**Data to use**
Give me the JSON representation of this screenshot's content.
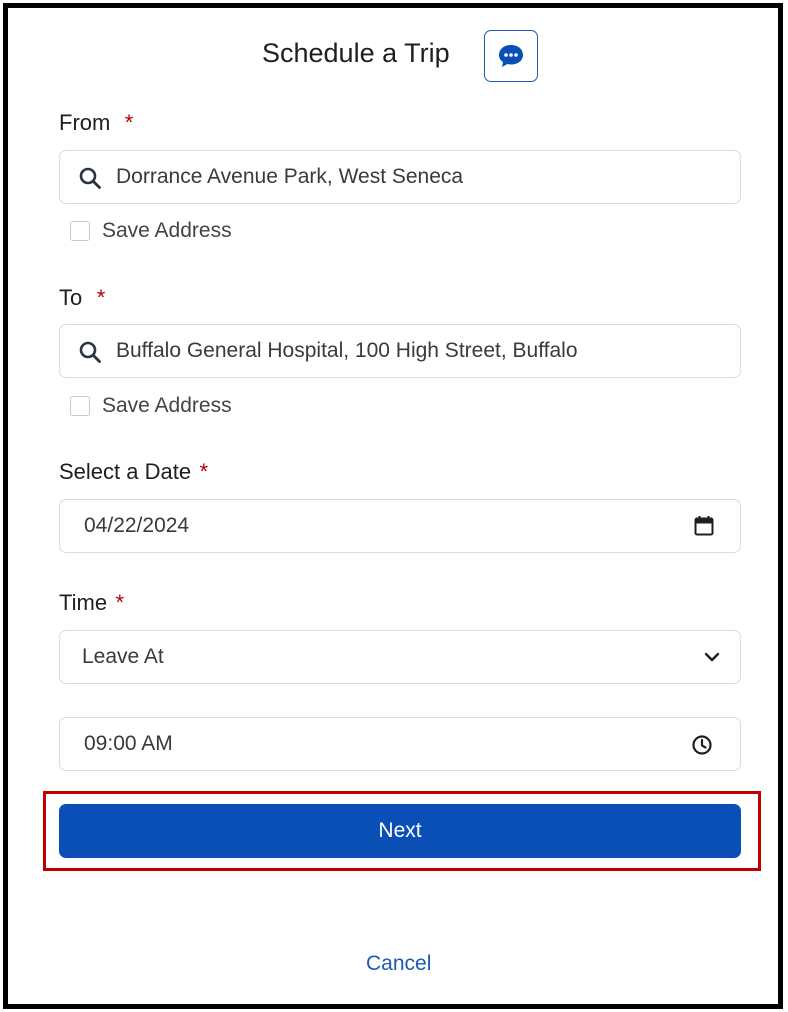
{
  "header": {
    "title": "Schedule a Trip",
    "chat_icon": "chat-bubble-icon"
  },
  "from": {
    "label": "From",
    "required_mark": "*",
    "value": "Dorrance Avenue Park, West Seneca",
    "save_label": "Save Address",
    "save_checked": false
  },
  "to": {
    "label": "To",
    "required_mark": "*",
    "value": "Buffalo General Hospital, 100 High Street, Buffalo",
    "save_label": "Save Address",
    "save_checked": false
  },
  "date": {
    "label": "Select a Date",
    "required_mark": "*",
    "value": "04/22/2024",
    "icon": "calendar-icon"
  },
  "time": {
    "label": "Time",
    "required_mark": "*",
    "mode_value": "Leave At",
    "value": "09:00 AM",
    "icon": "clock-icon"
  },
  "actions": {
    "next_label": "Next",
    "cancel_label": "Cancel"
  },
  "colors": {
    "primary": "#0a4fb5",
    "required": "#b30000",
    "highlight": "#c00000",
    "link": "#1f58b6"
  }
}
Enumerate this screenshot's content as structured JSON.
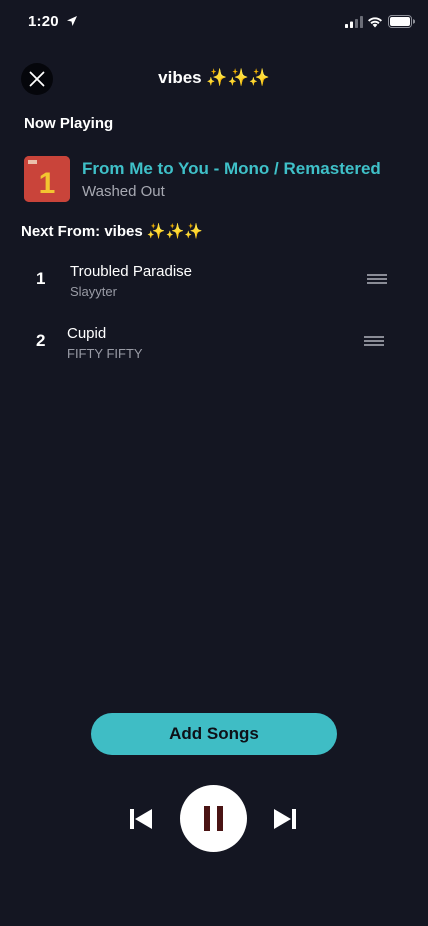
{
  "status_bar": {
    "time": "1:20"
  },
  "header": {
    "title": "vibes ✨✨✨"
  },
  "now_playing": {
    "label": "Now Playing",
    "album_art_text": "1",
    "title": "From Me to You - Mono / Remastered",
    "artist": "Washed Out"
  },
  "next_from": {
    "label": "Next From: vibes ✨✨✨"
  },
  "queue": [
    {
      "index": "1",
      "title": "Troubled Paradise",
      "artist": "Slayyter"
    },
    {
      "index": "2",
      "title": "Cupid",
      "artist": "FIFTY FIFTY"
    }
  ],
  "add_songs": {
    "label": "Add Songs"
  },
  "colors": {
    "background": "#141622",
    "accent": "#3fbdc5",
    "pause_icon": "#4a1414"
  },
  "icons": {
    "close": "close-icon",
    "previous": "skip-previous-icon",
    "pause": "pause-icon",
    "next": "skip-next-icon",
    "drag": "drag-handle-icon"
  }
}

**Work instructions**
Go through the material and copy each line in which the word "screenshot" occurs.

**Solution to this task**
Give me the JSON representation of this screenshot's content.
Enumerate this screenshot's content as structured JSON.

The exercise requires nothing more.